Afghan reality checks
From reading Robert Greenwald’s antiwar website Rethink Afghanistan, or the work of pacifist Derrick Crowe, one of RA’s house bloggers, you would think that Obama’s plan is to reenact the My Lai massacre on a regular basis and maybe drink the blood of the victims in ritualistic triumph. Crowe writes:
I held my nose and voted for President Obama last year, fully understanding he planned to send roughly 12,000 troops to Afghanistan, fully aware that he would have to be resisted, protested, cajoled and boxed in if we were to have hope of true change….
At least Crowe, unlike Michael Moore
, is honest enough to acknowledge Obama’s clearly stated campaign position rather than moan about a supposed betrayal. He goes on:
After reading this [Nobel] speech, I can honestly say I regret my vote for him. No, I don’t regret it: I repent of it. [Emphasis in original.]
Oh, really now. While Crowe is rending his garments and hurling every charge in the book at the new American president, he might want to say something about the routine carnage
being caused by Islamist militants in Pakistan, or read about UN statistics establishing that the majority
of Afghan civilian deaths in recent months are the result of insurgent action, not U.S. or NATO action. These things by themselves do not justify a U.S. escalation, but they form the context in which Obama reached his decision. And Crowe, as someone who condemns violence in all forms and bears witness to injustice, ought to say more about it.
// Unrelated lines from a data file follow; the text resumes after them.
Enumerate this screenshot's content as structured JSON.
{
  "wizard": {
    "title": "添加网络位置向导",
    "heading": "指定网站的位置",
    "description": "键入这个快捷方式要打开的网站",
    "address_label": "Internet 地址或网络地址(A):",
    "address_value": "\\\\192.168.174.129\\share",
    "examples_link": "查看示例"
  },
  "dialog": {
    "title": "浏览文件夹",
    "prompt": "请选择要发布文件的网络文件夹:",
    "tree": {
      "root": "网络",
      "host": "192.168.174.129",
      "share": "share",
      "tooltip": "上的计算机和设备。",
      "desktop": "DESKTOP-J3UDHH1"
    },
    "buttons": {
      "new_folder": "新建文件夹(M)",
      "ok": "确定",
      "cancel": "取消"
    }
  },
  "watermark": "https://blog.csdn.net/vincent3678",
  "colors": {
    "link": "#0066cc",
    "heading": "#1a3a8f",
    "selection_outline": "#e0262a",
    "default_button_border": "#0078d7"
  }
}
It’s worth reading this Christian Science Monitor
piece about Greg Mortenson, author of Three Cups of Tea
and Stones Into Schools
, a man who’s been doing humanitarian work on the ground in Afghanistan for nearly two decades. While Mortenson had some sharp criticisms
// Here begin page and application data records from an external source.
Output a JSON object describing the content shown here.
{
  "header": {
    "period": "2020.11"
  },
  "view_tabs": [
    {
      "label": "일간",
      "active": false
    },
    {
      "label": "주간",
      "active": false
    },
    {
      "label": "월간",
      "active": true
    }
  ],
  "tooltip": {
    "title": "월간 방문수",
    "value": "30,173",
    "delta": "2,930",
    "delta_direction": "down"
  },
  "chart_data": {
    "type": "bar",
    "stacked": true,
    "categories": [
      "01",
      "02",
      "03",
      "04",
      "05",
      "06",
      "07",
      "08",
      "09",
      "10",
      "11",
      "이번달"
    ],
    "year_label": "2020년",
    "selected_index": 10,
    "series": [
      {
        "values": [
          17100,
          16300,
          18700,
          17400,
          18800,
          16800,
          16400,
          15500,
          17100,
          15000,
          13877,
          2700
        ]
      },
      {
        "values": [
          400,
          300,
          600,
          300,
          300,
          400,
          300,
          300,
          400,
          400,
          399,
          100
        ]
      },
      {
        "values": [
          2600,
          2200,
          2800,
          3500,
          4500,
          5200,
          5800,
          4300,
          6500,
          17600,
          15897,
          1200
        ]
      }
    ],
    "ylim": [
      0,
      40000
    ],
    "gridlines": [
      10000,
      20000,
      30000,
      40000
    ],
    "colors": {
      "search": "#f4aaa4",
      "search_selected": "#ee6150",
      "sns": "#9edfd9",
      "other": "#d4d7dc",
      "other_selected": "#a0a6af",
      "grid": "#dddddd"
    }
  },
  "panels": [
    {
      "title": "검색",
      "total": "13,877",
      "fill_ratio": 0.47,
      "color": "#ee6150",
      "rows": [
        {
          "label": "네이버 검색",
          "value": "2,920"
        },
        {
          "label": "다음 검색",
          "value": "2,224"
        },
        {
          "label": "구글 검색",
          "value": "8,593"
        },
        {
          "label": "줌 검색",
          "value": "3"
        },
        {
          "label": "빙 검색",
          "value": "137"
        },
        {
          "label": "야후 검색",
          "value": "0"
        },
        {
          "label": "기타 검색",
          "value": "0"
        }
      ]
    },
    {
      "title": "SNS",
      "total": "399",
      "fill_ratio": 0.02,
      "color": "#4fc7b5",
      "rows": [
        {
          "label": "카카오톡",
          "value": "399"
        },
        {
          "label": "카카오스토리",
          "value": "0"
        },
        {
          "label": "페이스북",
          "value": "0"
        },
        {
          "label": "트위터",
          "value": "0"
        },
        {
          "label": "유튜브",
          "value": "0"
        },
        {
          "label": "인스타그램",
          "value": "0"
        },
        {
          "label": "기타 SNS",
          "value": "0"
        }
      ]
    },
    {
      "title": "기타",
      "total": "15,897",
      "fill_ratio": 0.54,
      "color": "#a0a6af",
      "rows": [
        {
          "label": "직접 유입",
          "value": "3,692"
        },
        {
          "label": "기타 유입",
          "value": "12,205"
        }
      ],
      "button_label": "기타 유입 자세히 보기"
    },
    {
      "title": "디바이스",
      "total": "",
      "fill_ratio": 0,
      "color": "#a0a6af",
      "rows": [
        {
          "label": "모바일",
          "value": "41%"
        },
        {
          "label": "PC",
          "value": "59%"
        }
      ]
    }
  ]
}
of how the White House reached its troop-surge decision, he is not anti-military per se. In fact, by his own account he’s acted as an unofficial Pentagon advisor, helping put civilian welfare and civilian infrastructure at the top of the agenda:
Mortenson says his respect for US commanders has grown immeasurably. [...] “Our military is now actually ahead of the curve, not behind it,” he says.
And then this:
Jamal Meer, a shura elder in Paktia Province in the east, says if more US soldiers are assigned, they should be concentrated on the border with Pakistan. But if “the other kind of soldiers are sent,” he says, referring to National Guard troops with expertise in civil engineering and farming, their presence as teachers would be welcomed.
Part of McChrystal’s request specifically asks for soldiers with skills beyond warfighting.
Skills beyond warfighting. This is what will make or break Obama’s Afghan strategy. And it’s one of the many complexities that Derrick Crowe’s rigid, morally one-sided analysis doesn’t account for.